The results were then applied to an approach to assessing social impacts approved by the Treasury earlier this year. The model allows researchers to value changes in well-being in monetary terms.

As well as a drop in life satisfaction, the research found being a victim of fraud was also associated with significantly higher levels of anxiety and lower levels of happiness. It was also associated with people self-reporting worse general health.

Consumers lost more than £100m to investment fraud, which often starts online, in the first half of 2021, according to UK Finance.

The government’s draft Online Safety Bill seeks to establish a new regulatory framework to tackle harmful content online, including content that has a significant adverse physical or psychological impact on users.

The draft Bill includes measures to tackle user-generated fraud like romance scams, but omits the scam adverts used to hook in thousands of victims of investment fraud and other cyber-enabled scams every year.

Which? believes government plans to tackle online scams are not comprehensive enough to deal with the threats faced by consumers and do not reflect the scale and urgency of the problem.

Rocio Concha, director of policy and advocacy at Which?, said: “Our research shows that scam victims suffer a significant drop in well-being when they are targeted by criminals. This brings home the scale of the emotional and psychological harm that victims suffer when they are defrauded.
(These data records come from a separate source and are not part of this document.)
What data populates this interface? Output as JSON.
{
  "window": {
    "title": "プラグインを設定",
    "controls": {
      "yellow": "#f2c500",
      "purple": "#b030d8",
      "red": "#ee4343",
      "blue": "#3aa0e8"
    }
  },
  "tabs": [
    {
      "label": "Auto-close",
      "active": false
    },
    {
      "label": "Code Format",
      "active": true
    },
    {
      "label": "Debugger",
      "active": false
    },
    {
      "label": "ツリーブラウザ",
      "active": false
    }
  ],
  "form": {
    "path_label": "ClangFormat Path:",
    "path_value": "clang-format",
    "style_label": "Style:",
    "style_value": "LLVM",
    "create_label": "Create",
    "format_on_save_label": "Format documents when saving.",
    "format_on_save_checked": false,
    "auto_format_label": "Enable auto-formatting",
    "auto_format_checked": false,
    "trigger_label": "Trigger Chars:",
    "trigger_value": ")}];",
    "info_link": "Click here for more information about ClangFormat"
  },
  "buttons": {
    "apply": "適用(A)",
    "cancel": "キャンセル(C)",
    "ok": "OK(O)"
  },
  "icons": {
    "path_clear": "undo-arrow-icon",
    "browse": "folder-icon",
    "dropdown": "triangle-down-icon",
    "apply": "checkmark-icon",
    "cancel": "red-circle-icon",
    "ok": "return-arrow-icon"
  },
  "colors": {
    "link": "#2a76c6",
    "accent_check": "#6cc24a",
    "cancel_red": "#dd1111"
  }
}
“The government must not ignore the huge impact an epidemic of fraud is having on our society. Scam adverts must be included in the Online Safety Bill and ministers must set out plans for laws and regulations that will make online platforms use their highly sophisticated technology to effectively tackle harmful content on their sites.”

There are 0 Comment(s)

If you wish to comment without signing in, click your cursor in the top box and tick the 'Sign in as a guest' box at the bottom.

Unfamiliar banks woo savers with top rates…is your money safe?

If you’ve been keeping an eye on the savings best buy tables, you’ll have noticed some unfamiliar names lu...

What the base rate rise means for you

The Bank of England has raised the base rate by 0.25% to 0.5% – following on from the increase from 0.1% to ...

How to get help with your energy bills

The rise in the energy price cap from April will mean millions of households will pay hundreds of pounds a yea...

What will happen if rates change

How your finances will be impacted by a rise in interest rates.

Regular Savings Calculator

Small regular contributions can build up nicely over time.

Online Savings Calculator

Work out how your online savings can build over time.

Having a baby and your finances: seven top tips

We’re guessing the Duchess of Cambridge won’t be fretting about maternity pay or whether she’ll still be...

Protecting family wealth: 10 tips for cutting inheritance tax

Inheritance tax - sometimes known as 'death tax' - can cause even more heartache for bereaved families. But th...

Travel insurance: Five tips to ensure a successful claim

Ahead of your summer holiday, it’s important to make sure you have the right level of travel cover or you co...

Money Tips of the Week